In the listing that follows, count the lines holding the word "bottom" and report only that number.
RECORDS FOR THIS TASK section start
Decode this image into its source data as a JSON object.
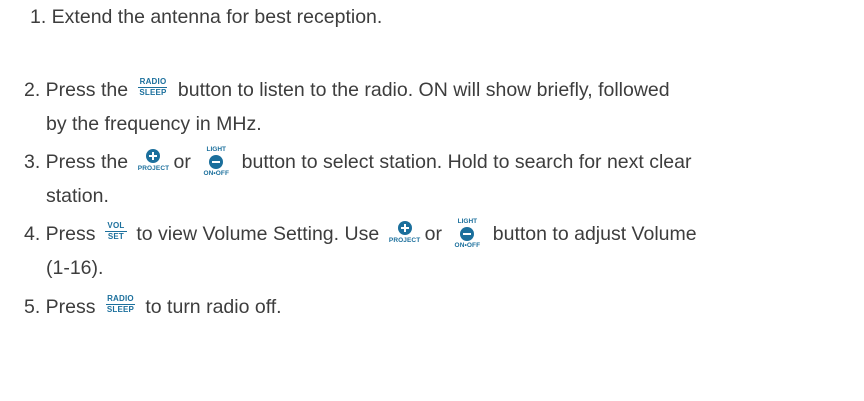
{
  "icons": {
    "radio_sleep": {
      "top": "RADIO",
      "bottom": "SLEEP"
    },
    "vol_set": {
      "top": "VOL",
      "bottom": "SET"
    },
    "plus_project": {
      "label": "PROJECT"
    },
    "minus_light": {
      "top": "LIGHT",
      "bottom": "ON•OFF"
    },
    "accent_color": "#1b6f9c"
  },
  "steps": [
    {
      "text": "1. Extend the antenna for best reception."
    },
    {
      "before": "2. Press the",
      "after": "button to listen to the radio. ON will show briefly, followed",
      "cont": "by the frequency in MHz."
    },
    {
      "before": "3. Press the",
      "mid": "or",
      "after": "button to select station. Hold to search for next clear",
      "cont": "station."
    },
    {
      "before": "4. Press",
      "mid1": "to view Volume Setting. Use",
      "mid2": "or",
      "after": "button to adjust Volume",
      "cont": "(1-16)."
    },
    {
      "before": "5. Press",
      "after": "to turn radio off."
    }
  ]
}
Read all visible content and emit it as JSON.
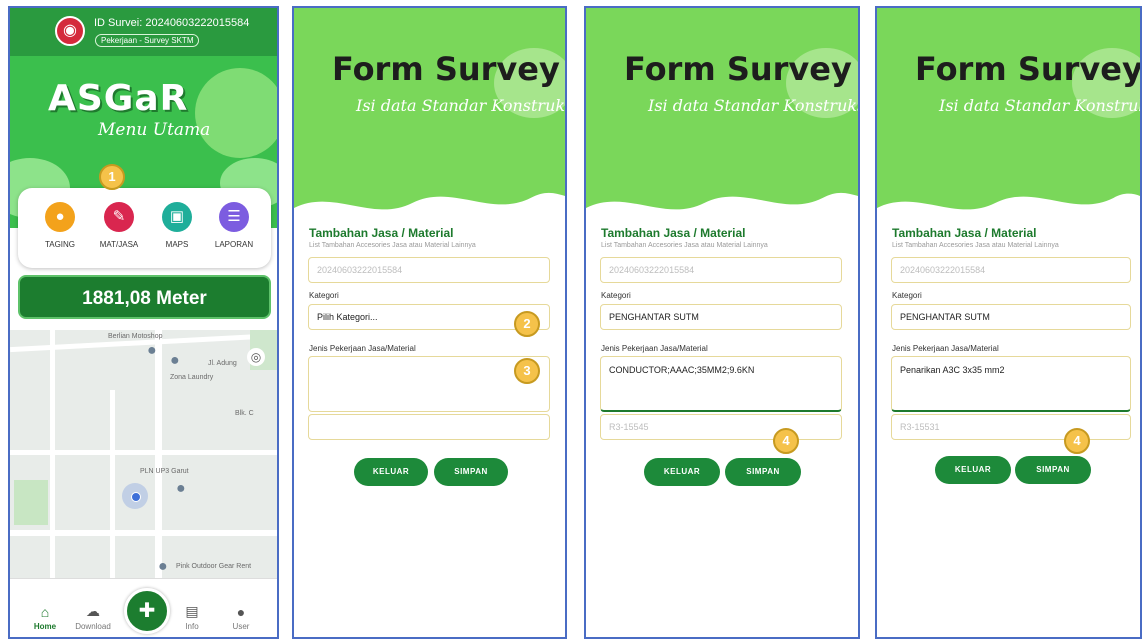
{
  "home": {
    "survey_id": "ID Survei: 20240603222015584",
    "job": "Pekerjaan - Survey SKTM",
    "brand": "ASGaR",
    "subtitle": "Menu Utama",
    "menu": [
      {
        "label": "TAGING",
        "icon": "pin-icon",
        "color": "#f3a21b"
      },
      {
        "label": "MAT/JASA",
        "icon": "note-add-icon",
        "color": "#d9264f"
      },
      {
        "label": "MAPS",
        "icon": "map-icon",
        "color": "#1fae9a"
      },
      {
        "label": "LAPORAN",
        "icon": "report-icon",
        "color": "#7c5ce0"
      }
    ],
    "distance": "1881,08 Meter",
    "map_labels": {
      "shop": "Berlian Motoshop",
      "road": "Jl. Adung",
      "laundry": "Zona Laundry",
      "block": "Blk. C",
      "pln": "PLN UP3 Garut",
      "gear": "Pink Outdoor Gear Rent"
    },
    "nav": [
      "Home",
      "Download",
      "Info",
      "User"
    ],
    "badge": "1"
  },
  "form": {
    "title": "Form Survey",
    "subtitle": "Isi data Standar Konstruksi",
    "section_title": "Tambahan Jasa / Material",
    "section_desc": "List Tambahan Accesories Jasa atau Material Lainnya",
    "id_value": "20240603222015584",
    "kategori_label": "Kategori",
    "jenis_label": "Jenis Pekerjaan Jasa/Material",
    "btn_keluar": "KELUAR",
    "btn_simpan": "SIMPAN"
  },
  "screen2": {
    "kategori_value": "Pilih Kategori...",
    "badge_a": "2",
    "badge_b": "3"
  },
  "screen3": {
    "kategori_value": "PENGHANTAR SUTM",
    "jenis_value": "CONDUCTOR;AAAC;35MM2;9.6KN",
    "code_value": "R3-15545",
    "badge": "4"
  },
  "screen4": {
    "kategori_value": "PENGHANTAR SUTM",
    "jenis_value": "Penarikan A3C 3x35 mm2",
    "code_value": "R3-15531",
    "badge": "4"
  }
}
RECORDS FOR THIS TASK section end
WRITTEN ANSWER =>
3